## Problem to solve
Please return the entries, omitting and altering nothing.

## Exercise material

>>>

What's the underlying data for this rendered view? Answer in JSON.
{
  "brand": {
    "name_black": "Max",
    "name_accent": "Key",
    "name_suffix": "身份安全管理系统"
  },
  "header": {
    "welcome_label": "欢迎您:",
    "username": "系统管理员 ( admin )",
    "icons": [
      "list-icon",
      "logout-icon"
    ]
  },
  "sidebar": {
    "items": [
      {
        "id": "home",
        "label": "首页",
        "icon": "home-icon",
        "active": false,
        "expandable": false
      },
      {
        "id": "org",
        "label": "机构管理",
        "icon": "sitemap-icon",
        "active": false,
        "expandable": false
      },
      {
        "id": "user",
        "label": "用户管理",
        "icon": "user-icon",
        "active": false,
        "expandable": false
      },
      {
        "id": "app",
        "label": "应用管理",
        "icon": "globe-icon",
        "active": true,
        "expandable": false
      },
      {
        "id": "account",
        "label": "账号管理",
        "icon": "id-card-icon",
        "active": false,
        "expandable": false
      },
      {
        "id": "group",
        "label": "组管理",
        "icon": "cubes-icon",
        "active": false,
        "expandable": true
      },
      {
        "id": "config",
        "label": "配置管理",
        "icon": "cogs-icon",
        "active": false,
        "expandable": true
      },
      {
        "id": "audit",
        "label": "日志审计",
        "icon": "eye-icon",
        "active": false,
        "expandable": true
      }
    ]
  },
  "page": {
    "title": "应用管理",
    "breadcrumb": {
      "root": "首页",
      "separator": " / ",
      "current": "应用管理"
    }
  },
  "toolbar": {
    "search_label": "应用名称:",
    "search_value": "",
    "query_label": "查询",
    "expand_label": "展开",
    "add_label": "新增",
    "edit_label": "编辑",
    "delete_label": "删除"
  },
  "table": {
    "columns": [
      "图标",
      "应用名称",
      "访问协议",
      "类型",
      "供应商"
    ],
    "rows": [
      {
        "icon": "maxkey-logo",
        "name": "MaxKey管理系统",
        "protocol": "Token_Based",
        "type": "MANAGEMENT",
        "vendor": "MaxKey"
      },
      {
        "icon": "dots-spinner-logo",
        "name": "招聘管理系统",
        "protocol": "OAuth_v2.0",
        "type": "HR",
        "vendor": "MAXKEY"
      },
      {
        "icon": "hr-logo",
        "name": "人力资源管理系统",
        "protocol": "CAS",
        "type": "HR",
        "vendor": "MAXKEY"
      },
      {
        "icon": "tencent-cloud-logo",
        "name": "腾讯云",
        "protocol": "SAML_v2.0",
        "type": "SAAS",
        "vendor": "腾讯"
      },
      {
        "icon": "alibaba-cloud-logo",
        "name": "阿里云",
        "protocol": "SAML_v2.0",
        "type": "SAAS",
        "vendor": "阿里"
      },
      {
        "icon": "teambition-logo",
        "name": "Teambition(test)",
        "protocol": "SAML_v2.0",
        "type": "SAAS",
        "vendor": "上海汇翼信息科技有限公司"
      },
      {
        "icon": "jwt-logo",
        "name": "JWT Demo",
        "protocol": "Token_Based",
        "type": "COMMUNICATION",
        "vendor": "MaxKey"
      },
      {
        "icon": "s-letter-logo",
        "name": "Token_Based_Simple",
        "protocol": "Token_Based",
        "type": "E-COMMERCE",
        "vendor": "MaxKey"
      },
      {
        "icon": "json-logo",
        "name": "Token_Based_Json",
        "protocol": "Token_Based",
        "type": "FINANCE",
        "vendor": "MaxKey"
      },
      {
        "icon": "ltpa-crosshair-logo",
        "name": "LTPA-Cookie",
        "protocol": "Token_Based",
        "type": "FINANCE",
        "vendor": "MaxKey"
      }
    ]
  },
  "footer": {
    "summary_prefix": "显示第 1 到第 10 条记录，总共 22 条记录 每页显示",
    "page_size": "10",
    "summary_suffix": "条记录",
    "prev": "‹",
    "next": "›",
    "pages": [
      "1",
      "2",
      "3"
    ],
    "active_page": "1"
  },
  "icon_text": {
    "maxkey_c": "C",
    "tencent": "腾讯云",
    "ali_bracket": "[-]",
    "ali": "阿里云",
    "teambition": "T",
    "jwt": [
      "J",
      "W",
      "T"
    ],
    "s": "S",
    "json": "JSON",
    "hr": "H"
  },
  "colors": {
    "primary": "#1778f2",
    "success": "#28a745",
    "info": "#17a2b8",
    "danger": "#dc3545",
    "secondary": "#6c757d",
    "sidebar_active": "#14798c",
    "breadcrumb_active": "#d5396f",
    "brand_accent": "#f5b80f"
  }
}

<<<

## Solution
What's the underlying data for this rendered view? Answer in JSON.
{
  "brand": {
    "name_black": "Max",
    "name_accent": "Key",
    "name_suffix": "身份安全管理系统"
  },
  "header": {
    "welcome_label": "欢迎您:",
    "username": "系统管理员 ( admin )",
    "icons": [
      "list-icon",
      "logout-icon"
    ]
  },
  "sidebar": {
    "items": [
      {
        "id": "home",
        "label": "首页",
        "icon": "home-icon",
        "active": false,
        "expandable": false
      },
      {
        "id": "org",
        "label": "机构管理",
        "icon": "sitemap-icon",
        "active": false,
        "expandable": false
      },
      {
        "id": "user",
        "label": "用户管理",
        "icon": "user-icon",
        "active": false,
        "expandable": false
      },
      {
        "id": "app",
        "label": "应用管理",
        "icon": "globe-icon",
        "active": true,
        "expandable": false
      },
      {
        "id": "account",
        "label": "账号管理",
        "icon": "id-card-icon",
        "active": false,
        "expandable": false
      },
      {
        "id": "group",
        "label": "组管理",
        "icon": "cubes-icon",
        "active": false,
        "expandable": true
      },
      {
        "id": "config",
        "label": "配置管理",
        "icon": "cogs-icon",
        "active": false,
        "expandable": true
      },
      {
        "id": "audit",
        "label": "日志审计",
        "icon": "eye-icon",
        "active": false,
        "expandable": true
      }
    ]
  },
  "page": {
    "title": "应用管理",
    "breadcrumb": {
      "root": "首页",
      "separator": " / ",
      "current": "应用管理"
    }
  },
  "toolbar": {
    "search_label": "应用名称:",
    "search_value": "",
    "query_label": "查询",
    "expand_label": "展开",
    "add_label": "新增",
    "edit_label": "编辑",
    "delete_label": "删除"
  },
  "table": {
    "columns": [
      "图标",
      "应用名称",
      "访问协议",
      "类型",
      "供应商"
    ],
    "rows": [
      {
        "icon": "maxkey-logo",
        "name": "MaxKey管理系统",
        "protocol": "Token_Based",
        "type": "MANAGEMENT",
        "vendor": "MaxKey"
      },
      {
        "icon": "dots-spinner-logo",
        "name": "招聘管理系统",
        "protocol": "OAuth_v2.0",
        "type": "HR",
        "vendor": "MAXKEY"
      },
      {
        "icon": "hr-logo",
        "name": "人力资源管理系统",
        "protocol": "CAS",
        "type": "HR",
        "vendor": "MAXKEY"
      },
      {
        "icon": "tencent-cloud-logo",
        "name": "腾讯云",
        "protocol": "SAML_v2.0",
        "type": "SAAS",
        "vendor": "腾讯"
      },
      {
        "icon": "alibaba-cloud-logo",
        "name": "阿里云",
        "protocol": "SAML_v2.0",
        "type": "SAAS",
        "vendor": "阿里"
      },
      {
        "icon": "teambition-logo",
        "name": "Teambition(test)",
        "protocol": "SAML_v2.0",
        "type": "SAAS",
        "vendor": "上海汇翼信息科技有限公司"
      },
      {
        "icon": "jwt-logo",
        "name": "JWT Demo",
        "protocol": "Token_Based",
        "type": "COMMUNICATION",
        "vendor": "MaxKey"
      },
      {
        "icon": "s-letter-logo",
        "name": "Token_Based_Simple",
        "protocol": "Token_Based",
        "type": "E-COMMERCE",
        "vendor": "MaxKey"
      },
      {
        "icon": "json-logo",
        "name": "Token_Based_Json",
        "protocol": "Token_Based",
        "type": "FINANCE",
        "vendor": "MaxKey"
      },
      {
        "icon": "ltpa-crosshair-logo",
        "name": "LTPA-Cookie",
        "protocol": "Token_Based",
        "type": "FINANCE",
        "vendor": "MaxKey"
      }
    ]
  },
  "footer": {
    "summary_prefix": "显示第 1 到第 10 条记录，总共 22 条记录 每页显示",
    "page_size": "10",
    "summary_suffix": "条记录",
    "prev": "‹",
    "next": "›",
    "pages": [
      "1",
      "2",
      "3"
    ],
    "active_page": "1"
  },
  "icon_text": {
    "maxkey_c": "C",
    "tencent": "腾讯云",
    "ali_bracket": "[-]",
    "ali": "阿里云",
    "teambition": "T",
    "jwt": [
      "J",
      "W",
      "T"
    ],
    "s": "S",
    "json": "JSON",
    "hr": "H"
  },
  "colors": {
    "primary": "#1778f2",
    "success": "#28a745",
    "info": "#17a2b8",
    "danger": "#dc3545",
    "secondary": "#6c757d",
    "sidebar_active": "#14798c",
    "breadcrumb_active": "#d5396f",
    "brand_accent": "#f5b80f"
  }
}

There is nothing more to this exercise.